*** Given data ***
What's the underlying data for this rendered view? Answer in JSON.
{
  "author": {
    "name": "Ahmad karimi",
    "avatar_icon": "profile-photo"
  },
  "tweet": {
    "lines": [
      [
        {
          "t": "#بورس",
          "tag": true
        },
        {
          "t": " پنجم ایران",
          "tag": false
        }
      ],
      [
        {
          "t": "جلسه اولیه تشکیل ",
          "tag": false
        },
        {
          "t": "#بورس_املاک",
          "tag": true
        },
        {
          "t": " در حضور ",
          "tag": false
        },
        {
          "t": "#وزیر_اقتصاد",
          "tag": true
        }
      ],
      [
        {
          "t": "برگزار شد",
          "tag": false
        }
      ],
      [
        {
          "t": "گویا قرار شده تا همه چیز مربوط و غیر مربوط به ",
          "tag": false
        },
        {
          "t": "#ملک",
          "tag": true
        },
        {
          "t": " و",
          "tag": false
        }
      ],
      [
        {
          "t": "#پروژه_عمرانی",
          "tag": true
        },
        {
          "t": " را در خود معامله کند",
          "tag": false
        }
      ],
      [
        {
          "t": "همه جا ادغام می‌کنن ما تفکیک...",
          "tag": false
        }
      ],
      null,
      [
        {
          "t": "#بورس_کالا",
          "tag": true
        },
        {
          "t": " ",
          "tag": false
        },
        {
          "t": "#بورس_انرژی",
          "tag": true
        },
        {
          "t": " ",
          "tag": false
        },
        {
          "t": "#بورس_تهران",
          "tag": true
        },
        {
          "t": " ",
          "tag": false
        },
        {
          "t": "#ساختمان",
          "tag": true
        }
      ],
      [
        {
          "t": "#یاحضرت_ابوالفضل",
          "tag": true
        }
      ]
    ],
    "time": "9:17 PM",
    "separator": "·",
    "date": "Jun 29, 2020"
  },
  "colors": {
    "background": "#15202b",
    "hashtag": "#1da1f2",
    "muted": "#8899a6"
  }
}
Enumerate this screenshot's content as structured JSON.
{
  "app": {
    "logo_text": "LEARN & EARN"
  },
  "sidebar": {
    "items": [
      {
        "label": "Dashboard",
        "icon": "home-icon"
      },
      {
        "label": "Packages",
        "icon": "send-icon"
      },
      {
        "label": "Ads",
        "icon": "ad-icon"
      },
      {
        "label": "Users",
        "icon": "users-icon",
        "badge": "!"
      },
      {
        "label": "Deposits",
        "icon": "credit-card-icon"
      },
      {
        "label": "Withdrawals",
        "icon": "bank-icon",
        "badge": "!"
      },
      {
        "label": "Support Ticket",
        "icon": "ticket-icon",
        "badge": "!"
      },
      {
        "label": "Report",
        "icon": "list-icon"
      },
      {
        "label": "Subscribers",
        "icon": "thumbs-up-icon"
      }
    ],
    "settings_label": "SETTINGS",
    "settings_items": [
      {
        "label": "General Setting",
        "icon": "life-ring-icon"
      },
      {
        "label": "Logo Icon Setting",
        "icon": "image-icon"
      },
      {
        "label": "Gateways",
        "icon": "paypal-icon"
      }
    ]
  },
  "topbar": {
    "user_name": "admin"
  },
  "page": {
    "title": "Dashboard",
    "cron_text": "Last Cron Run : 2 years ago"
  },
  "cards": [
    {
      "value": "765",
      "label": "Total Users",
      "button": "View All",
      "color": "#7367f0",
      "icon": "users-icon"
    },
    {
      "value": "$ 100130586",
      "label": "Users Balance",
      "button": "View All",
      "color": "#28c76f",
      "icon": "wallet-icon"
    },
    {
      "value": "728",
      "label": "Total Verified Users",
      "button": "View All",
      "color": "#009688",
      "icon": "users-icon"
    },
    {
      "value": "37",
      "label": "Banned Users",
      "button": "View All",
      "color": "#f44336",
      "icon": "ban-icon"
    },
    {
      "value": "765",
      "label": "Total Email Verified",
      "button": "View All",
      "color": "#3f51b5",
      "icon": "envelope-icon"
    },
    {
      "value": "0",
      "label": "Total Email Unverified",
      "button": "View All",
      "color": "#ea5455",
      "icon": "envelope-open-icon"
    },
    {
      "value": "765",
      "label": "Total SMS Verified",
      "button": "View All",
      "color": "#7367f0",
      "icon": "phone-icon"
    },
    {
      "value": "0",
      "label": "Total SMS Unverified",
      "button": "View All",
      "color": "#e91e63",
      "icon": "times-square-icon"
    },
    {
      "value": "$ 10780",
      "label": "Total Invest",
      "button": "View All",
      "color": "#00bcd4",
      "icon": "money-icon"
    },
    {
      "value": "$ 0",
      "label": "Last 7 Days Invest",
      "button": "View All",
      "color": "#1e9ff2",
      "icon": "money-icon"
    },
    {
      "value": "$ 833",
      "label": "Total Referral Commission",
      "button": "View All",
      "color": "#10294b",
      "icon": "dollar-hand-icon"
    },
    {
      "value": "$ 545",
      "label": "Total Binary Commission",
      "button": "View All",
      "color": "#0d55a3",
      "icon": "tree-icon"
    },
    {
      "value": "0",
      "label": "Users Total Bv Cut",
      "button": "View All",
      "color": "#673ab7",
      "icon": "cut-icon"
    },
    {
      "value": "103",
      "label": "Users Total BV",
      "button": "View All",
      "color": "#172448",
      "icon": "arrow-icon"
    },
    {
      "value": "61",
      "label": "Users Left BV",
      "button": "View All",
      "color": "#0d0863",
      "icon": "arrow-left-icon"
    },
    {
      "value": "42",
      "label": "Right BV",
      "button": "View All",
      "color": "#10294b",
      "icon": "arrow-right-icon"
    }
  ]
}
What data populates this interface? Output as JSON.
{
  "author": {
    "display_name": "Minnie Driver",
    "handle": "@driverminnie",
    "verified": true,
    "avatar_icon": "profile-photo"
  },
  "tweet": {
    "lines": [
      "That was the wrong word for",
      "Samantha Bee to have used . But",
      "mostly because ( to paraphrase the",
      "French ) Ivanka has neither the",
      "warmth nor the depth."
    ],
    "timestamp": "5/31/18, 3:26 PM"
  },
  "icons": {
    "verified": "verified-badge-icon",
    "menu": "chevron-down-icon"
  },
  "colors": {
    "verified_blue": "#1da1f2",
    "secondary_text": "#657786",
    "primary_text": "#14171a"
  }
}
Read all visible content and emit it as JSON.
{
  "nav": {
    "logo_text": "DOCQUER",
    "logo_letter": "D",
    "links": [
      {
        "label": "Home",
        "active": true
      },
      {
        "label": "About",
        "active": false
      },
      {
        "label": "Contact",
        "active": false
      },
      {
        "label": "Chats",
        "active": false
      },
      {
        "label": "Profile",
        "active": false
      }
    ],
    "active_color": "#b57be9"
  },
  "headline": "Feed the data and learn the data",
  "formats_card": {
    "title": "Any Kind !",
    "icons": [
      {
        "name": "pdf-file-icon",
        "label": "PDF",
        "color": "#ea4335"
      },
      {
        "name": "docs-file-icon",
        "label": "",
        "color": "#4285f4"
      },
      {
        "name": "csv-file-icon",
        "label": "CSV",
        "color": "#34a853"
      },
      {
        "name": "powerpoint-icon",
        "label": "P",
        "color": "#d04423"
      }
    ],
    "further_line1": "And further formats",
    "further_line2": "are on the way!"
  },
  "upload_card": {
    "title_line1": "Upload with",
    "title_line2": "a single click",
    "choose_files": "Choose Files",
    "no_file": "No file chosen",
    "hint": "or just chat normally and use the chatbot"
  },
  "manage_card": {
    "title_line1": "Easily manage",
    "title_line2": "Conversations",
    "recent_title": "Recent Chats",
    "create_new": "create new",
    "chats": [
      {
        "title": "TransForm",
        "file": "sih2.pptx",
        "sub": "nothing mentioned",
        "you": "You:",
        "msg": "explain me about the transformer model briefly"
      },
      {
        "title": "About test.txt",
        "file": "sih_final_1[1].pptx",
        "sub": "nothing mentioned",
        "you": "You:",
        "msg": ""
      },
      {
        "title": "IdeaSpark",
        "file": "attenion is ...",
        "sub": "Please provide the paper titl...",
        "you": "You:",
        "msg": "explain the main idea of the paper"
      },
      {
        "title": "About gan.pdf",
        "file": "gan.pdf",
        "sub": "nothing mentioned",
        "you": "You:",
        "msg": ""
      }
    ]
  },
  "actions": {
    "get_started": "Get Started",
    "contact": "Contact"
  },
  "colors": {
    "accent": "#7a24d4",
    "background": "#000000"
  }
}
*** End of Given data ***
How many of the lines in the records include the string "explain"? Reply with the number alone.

— Answer space —
2